I have no reason to doubt the nobility of your intentions when you lept into the moving water in an effort to save. It shows you to harbour a fundamental and selfless, if foolhardy, decency toward your fellow human that sets you apart from some of your partisan supporters and colleagues (just read CBC.ca article comments if you doubt me).
However, at the risk that you again encounter a similar situation, I might suggest that you consider taking a Swiftwater Rescue course or at least gain some empirical experience learning to assess and effectively swim in moving water to the point where you are comfortable in it. This will help you in determining if leaping in fully clothed will actually help the person in trouble or simply add to the problem. By the sounds of things you are very lucky not to have become another casualty in need of rescue or worse, retrieval. I can't help but wonder, partly from an experience in which I nearly died, just what the hell you thought you would have done once you reached her?

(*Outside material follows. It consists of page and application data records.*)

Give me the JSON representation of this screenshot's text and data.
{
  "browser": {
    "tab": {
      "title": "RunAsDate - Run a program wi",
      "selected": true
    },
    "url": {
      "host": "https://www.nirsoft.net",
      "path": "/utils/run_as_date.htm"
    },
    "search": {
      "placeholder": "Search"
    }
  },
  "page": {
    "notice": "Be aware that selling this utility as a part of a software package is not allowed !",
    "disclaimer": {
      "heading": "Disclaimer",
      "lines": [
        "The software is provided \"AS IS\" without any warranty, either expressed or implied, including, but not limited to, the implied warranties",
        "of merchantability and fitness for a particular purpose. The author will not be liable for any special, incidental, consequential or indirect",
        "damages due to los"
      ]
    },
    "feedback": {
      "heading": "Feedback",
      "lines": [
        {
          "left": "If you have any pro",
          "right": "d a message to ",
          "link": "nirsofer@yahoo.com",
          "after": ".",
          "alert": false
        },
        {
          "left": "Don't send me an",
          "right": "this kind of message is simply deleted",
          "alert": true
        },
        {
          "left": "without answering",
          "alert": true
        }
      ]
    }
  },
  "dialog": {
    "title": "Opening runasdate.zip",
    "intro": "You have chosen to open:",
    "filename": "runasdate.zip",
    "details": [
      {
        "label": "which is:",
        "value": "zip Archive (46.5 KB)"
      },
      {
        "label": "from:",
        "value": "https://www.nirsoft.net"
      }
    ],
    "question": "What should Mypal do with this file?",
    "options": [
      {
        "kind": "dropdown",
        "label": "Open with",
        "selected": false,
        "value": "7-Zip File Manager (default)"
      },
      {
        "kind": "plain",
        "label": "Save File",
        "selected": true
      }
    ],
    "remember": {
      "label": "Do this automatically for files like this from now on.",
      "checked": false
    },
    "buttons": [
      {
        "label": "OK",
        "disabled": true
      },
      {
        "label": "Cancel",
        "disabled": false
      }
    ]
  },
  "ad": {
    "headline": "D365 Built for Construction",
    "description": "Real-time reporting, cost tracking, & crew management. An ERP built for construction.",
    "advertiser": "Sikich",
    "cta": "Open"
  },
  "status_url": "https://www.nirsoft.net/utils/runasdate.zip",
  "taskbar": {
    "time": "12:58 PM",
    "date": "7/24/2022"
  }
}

The smartmoney is on working from shore methodically and carefully and only entering the water when rescuer safety is ensured. However, should you find yourself in moving water and a little scared, it might pay to keep in mind the following.
The basic standard when finding yourself in the fast water is first to not panic. The water is very fast, big and scary, yes. But if you're breathing and floating, you're already partly in control of the basic staying alive bit of your situation. NOW, stop panicking and get your feet up so you can see them poke through the surface, pointing yourself FEET FIRST downstream with your head up looking over your toes. This way you minimise the risks of getting yourself caught on rocks, or strainers (branches and logs submerged just below the surface) because you'll float over them (arse might bruise though), head injury because your feet hit the rock in front you and not your melon, and of having the current pull you under and keep you there because your foot got stuck. Then let the current do the work for you and carry you downstream. Don't fight it, you'll exhaust yourself and die. Use your hands to steer and guide you to safety, but always feet up and pointed downstream. Safety is in eddies and river banks you can safely swim to. Avoid rocks, ledges and falls and the frothy nasty pin you under nonsense at their base, holes, pieces of tree, canoes in fast water (swamped or controlled they act as giant moving logs: bad bad), or the temption to see if your feet reach the bottom. These are the things that kill. Big standing waves are only big standing waves and can be quite fun to float through in a PFD.
Oh, and please have some humility. Don't twitter your attempt at heroism all over the universe. It looks crass and self-indulgent, especially since it seems that you succeeded in little more than getting wet and scaring yourself and probably your loved ones. And all at a time when you're taking heavy flak over some serious idiocy around the Census - it looks bad.